The privilege, however, does not cover all the communications between the lawyer and the client. In the administration of justice, it is sometimes required that the matter of the communication need to be divulged. In determining whether the communication is privileged, it is necessary to determine the existence of the three important preconditions of the privilege. One, there should be communication between the client and the lawyer. Underlying this, however, the facts arising from the communication may not be considered as privileged. But the distinction between communication and facts is yet to be settled.
Generally, facts is considered as an element of the communication, but such fact cannot be claimed as privilege in case to case basis. For example, a documents containing necessary information may have been given to the lawyer during the client-lawyer relationship. The communication that has transpired may be considered as privileged but the fact that documents exists cannot be denied. Furthermore, the information containing in the said documents is protected by the privilege. The second pre-condition of the privilege is that the communication should entail the seeking or giving of the legal advice.
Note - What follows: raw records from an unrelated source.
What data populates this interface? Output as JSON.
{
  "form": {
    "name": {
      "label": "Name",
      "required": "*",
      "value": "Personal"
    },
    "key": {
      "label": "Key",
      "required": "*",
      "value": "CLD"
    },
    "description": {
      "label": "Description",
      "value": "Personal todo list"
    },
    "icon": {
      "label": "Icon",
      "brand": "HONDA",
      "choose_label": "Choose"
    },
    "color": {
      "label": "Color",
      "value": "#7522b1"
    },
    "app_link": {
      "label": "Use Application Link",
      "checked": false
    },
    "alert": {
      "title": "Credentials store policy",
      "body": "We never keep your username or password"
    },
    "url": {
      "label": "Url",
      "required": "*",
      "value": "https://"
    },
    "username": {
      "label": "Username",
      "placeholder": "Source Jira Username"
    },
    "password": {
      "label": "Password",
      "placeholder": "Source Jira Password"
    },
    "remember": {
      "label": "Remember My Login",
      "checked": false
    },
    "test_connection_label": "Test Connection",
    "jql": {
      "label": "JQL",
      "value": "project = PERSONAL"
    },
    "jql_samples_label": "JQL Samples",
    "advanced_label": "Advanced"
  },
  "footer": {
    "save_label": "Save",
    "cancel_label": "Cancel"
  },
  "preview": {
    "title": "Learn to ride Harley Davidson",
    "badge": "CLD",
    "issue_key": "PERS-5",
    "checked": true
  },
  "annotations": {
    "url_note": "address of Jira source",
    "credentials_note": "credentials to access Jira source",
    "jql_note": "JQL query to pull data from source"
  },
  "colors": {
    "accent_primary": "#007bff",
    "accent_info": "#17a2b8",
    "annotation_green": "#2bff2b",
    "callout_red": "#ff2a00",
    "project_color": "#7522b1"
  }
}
Basically, the role of the lawyers is to give legal advice and help the client defend his cause of action. Thus, the privilege applies to communication where the profession is applied. Communications other than the search for legal advice is not privileged. The third precondition is that the communication should be intended by the parties to be confidential. As a general rule, all communications made in the client-lawyer relationship is presumed as confidential. However, such presumption can be rebutted by the other parties by presenting justifiable reasons. Communications cannot be said to be privileged in several instances.
One is where client did not actually sought or the lawyer did not offer legal advice. Second, is when confidentiality is not intended by the parties. Lastly, privilege does not apply communication intended to commit illegal or unlawful acts. As has been earlier stated, information has a free flow in the society, especially on this technological era. But the freedom in sharing and obtaining the information shall not be abused. There is information that is deemed to be protected and as such can rightly be required by any person having interest to such. However, rights to possess the information can be conflicting.
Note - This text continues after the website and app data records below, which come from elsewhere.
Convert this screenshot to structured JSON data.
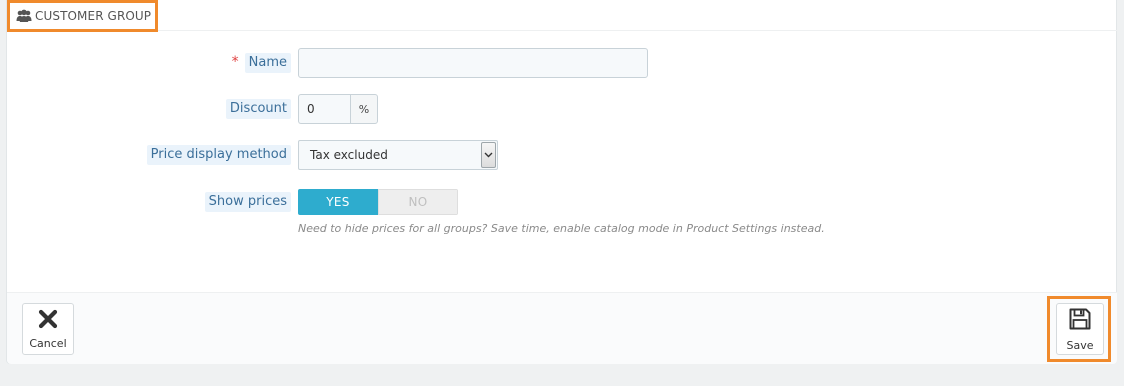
{
  "panel": {
    "title": "CUSTOMER GROUP",
    "icon": "users-icon"
  },
  "form": {
    "name": {
      "label": "Name",
      "required_marker": "*",
      "value": "",
      "required": true
    },
    "discount": {
      "label": "Discount",
      "value": "0",
      "suffix": "%"
    },
    "price_display_method": {
      "label": "Price display method",
      "selected": "Tax excluded"
    },
    "show_prices": {
      "label": "Show prices",
      "yes_label": "YES",
      "no_label": "NO",
      "selected": "YES",
      "help": "Need to hide prices for all groups? Save time, enable catalog mode in Product Settings instead."
    }
  },
  "footer": {
    "cancel_label": "Cancel",
    "cancel_icon": "close-icon",
    "save_label": "Save",
    "save_icon": "floppy-disk-icon"
  },
  "colors": {
    "accent": "#2eacce",
    "highlight": "#f08a2c",
    "label_text": "#3b6f9a",
    "label_bg": "#eaf3fb",
    "required": "#e04040"
  }
}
For the purposes of balancing the rights, the PIPEDA has been enacted. Personal Information Protection and Electronic Documents Act (PIPEDA) have been enacted to protect the personal information that has been collected, used, or disclosed in communication or transactions. . At the same time, the act has also been enacted in support to the electronic flow of information in electronic commerce. In an overview, the act puts a “balance on the individual’s right to have personal information kept with an organization’s need to collect, use, and disclose personal information where necessary.
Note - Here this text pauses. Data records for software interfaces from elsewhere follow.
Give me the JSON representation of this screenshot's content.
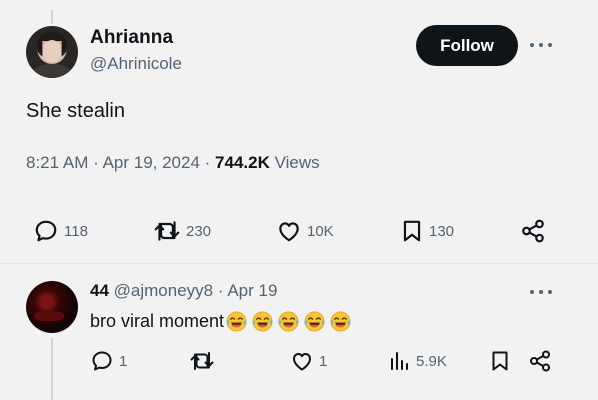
{
  "tweet": {
    "author_name": "Ahrianna",
    "author_handle": "@Ahrinicole",
    "follow_label": "Follow",
    "text": "She stealin",
    "time": "8:21 AM",
    "date": "Apr 19, 2024",
    "views_count": "744.2K",
    "views_label": "Views",
    "actions": {
      "replies": "118",
      "reposts": "230",
      "likes": "10K",
      "bookmarks": "130"
    }
  },
  "reply": {
    "author_name": "44",
    "author_handle": "@ajmoneyy8",
    "date": "Apr 19",
    "text": "bro viral moment",
    "emoji_name": "face-with-tears-of-joy",
    "emoji_count": 5,
    "actions": {
      "replies": "1",
      "reposts": "",
      "likes": "1",
      "views": "5.9K"
    }
  },
  "icons": {
    "reply": "reply-icon",
    "repost": "repost-icon",
    "like": "heart-icon",
    "bookmark": "bookmark-icon",
    "share": "share-icon",
    "views": "views-icon",
    "more": "more-icon"
  },
  "colors": {
    "background": "#f2f2f2",
    "text": "#0f1419",
    "secondary_text": "#536471",
    "follow_button": "#0f1419"
  }
}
” In addition, the act is applicable to both provincial and federal organizations. While information may be given to employers, it follows that the employers should protect and respect the privacy of the information provided and obtained from their employees or an individual. At the same time, individual giving information has a right to claim back such information. In case of violation of privacy and resistance of the organization in providing the information, the aggrieved employee or individual may lodge his complaint before the office of the Privacy Commissioner of Canada.